Planned Parenthood of the Rocky Mountain clinics, which includes those in New Mexico, experienced a 130 percent increase in patients coming from Texas since August. The organization held a press conference on Monday alongside elected officials from New Mexico, Colorado and Nevada to discuss how the six-week gestational abortion ban in Texas has impacted the health care provider across the three states. In New Mexico alone, Planned Parenthood clinics have served 50 Texas patients since the ban began on September 1, Neta Meltzer, director of strategic communications for PPRM, said. Vicki Cowart, president and chief executive officer for PPRM, said the average wait time for an appointment at a Planned Parenthood clinic in New Mexico is now 21 days. She said Texas patients have had to travel, on average, 650 miles one-way to access abortion.

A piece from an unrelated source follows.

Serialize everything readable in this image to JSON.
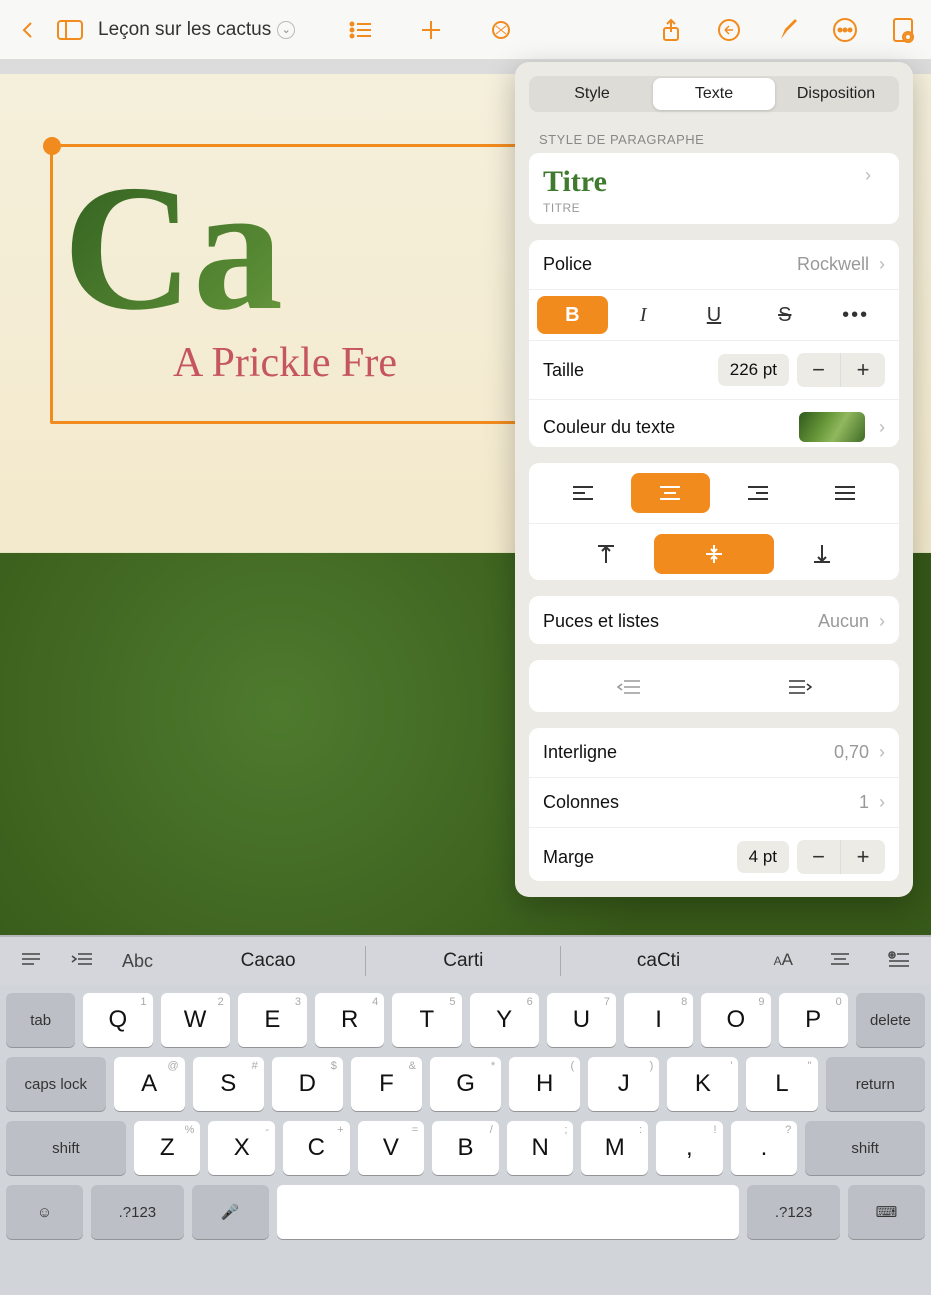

New Mexico Democrats in Congress sign onto amicus brief supporting Roe v. Wade

The New Mexico Democratic Congressional delegation signed onto an amicus brief urging  the U.S. Supreme Court to uphold Roe v. Wade in the Mississippi abortion case Dobbs v. Jackson Women’s Health Organization. That case will be heard December 1. But the court has traditionally made its ruling on abortion cases at the end of the term in late June or early July. The state of Mississippi, in its case against the sole clinic that provides abortions in that state, has asked the Supreme Court to reconsider Roe v. Wade. Mississippi lawmakers passed an unconstitutional law in 2018 making abortion at 15 weeks gestation illegal in that state.

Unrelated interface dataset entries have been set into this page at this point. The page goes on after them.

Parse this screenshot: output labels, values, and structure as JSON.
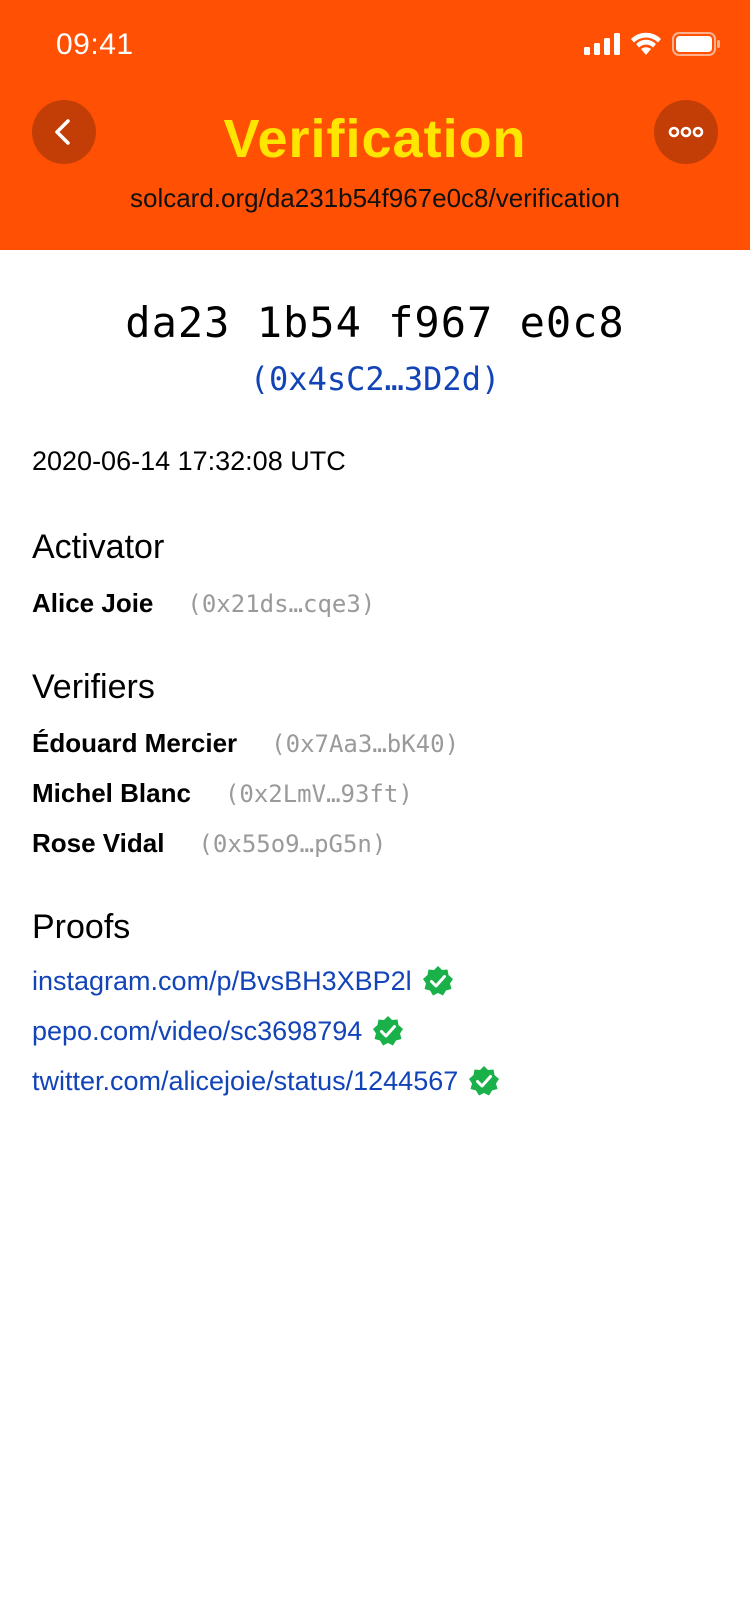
{
  "status_bar": {
    "time": "09:41",
    "icons": [
      "cellular-signal-icon",
      "wifi-icon",
      "battery-icon"
    ]
  },
  "header": {
    "title": "Verification",
    "url": "solcard.org/da231b54f967e0c8/verification",
    "back_icon": "chevron-left-icon",
    "more_icon": "ellipsis-icon",
    "colors": {
      "background": "#ff5004",
      "title": "#ffe600",
      "button": "#c33e07"
    }
  },
  "card": {
    "id": "da23 1b54 f967 e0c8",
    "address": "(0x4sC2…3D2d)",
    "timestamp": "2020-06-14 17:32:08 UTC"
  },
  "activator": {
    "heading": "Activator",
    "name": "Alice Joie",
    "address": "(0x21ds…cqe3)"
  },
  "verifiers": {
    "heading": "Verifiers",
    "items": [
      {
        "name": "Édouard Mercier",
        "address": "(0x7Aa3…bK40)"
      },
      {
        "name": "Michel Blanc",
        "address": "(0x2LmV…93ft)"
      },
      {
        "name": "Rose Vidal",
        "address": "(0x55o9…pG5n)"
      }
    ]
  },
  "proofs": {
    "heading": "Proofs",
    "items": [
      {
        "url": "instagram.com/p/BvsBH3XBP2l",
        "verified": true
      },
      {
        "url": "pepo.com/video/sc3698794",
        "verified": true
      },
      {
        "url": "twitter.com/alicejoie/status/1244567",
        "verified": true
      }
    ],
    "verified_color": "#1bb14a",
    "link_color": "#1244b8"
  }
}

Abortion care providers prepare for Texas gestational ban

Abortion care providers in New Mexico expect an increase in patients if a court allows Texas’ six-week gestational ban to take effect in September. A group of Texas abortion fund and clinic providers filed suit in a Texas state court last week to stop the state’s new law from going into effect. But because the law is new territory, providers, abortion fund organizations and legal experts in New Mexico are watching to see if the court blocks the law with an injunction and, if not, how large the ripple effect could be felt in this neighboring state. Ellie Rushforth, an attorney with the American Civil Liberties Union of New Mexico called the Texas law not just unconstitutional but “sinister.”

“The point of this [Texas] law is to instill fear and place a bounty on the head of anyone who is providing abortion care or helping people get the care they need. It’s inviting and encouraging complete strangers to stake out and continue to harass abortion providers and networks of care,” she said.

The future of reproductive healthcare in NM if Roe v. Wade is overturned

If the U.S. Supreme Court overturns or guts Roe v. Wade next year when it hears the case involving a Mississippi law that would ban abortion after 15 weeks, New Mexico could face a fight and increased harassment at clinics, according to reproductive rights experts. The U.S. Supreme Court announced earlier this week it will hear Dobbs v. Jackson Women’s Health Organization, regarding the Mississippi law that prohibits abortion after 15 weeks with few exceptions. The state of Mississippi asked the court to decide on whether all pre-viability bans on abortion violate the Constitution. The court’s decision is expected to come down in 2022 before the mid-term general election. New Mexico, which was one of very few states to pass pro-abortion rights legislation this year, will feel the effects of the Supreme Court’s decision regardless of how the court decides the Mississippi case, according to reproductive health advocates.